It took two legislative sessions, but a compromise was reached earlier this year. Now, specific measures exist in the Child Witness Protection Act to make a child more comfortable on the witness stand.
Unfortunately, that progress was threatened last week when a prosecutor in Taney County Associate Circuit Court tried to use the new law in a way never intended, and a judge did not stop him.
Tuesday's decision to improperly close a courtroom off to the public -- although briefly -- did nothing to help the cause of children who find themselves in the tough, at-times agonizing role of child witness, or victim.
In fact, if this kind of overreaching continues, it could result in the protection act being overturned.
Fortunately, the maneuver was short-lived and did not create a major problem. However, it should serve as a cautionary tale to anyone trying to become too aggressive in their zeal to protect kids.
Monday, November 30, 2009
News-Leader editorial: Law protecting child witnesses is good; Judge's decision to close Pete Newman case was not what law intended

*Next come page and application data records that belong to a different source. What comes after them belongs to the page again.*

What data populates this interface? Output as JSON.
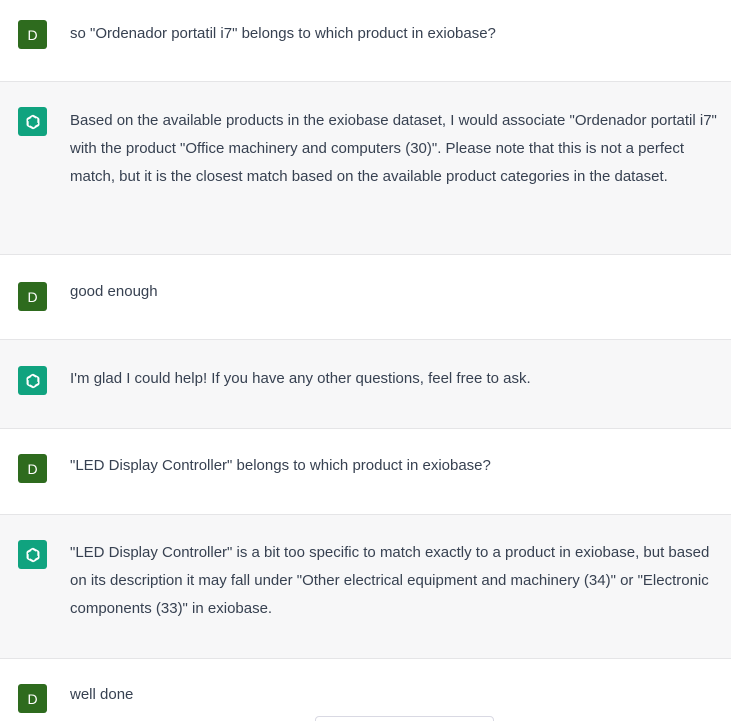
{
  "conversation": {
    "messages": [
      {
        "role": "user",
        "avatar_letter": "D",
        "text": "so \"Ordenador portatil i7\" belongs to which product in exiobase?"
      },
      {
        "role": "assistant",
        "avatar_icon": "openai-logo-icon",
        "text": "Based on the available products in the exiobase dataset, I would associate \"Ordenador portatil i7\" with the product \"Office machinery and computers (30)\". Please note that this is not a perfect match, but it is the closest match based on the available product categories in the dataset."
      },
      {
        "role": "user",
        "avatar_letter": "D",
        "text": "good enough"
      },
      {
        "role": "assistant",
        "avatar_icon": "openai-logo-icon",
        "text": "I'm glad I could help! If you have any other questions, feel free to ask."
      },
      {
        "role": "user",
        "avatar_letter": "D",
        "text": "\"LED Display Controller\" belongs to which product in exiobase?"
      },
      {
        "role": "assistant",
        "avatar_icon": "openai-logo-icon",
        "text": "\"LED Display Controller\" is a bit too specific to match exactly to a product in exiobase, but based on its description it may fall under \"Other electrical equipment and machinery (34)\" or \"Electronic components (33)\" in exiobase."
      },
      {
        "role": "user",
        "avatar_letter": "D",
        "text": "well done"
      }
    ]
  },
  "colors": {
    "user_avatar": "#2e6b1e",
    "assistant_avatar": "#10a37f",
    "assistant_bg": "#f7f7f8",
    "text": "#374151"
  }
}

In an editorial in today's edition, the Springfield News-Leader defends the new law protecting child witnesses, but notes that what Judge Tony Williams did recently when he decided to close the preliminary hearing for former Kanakuk director Pete Newman (a decision which turned out to be unnecessary when Newman waived the hearing) was not what the law intended: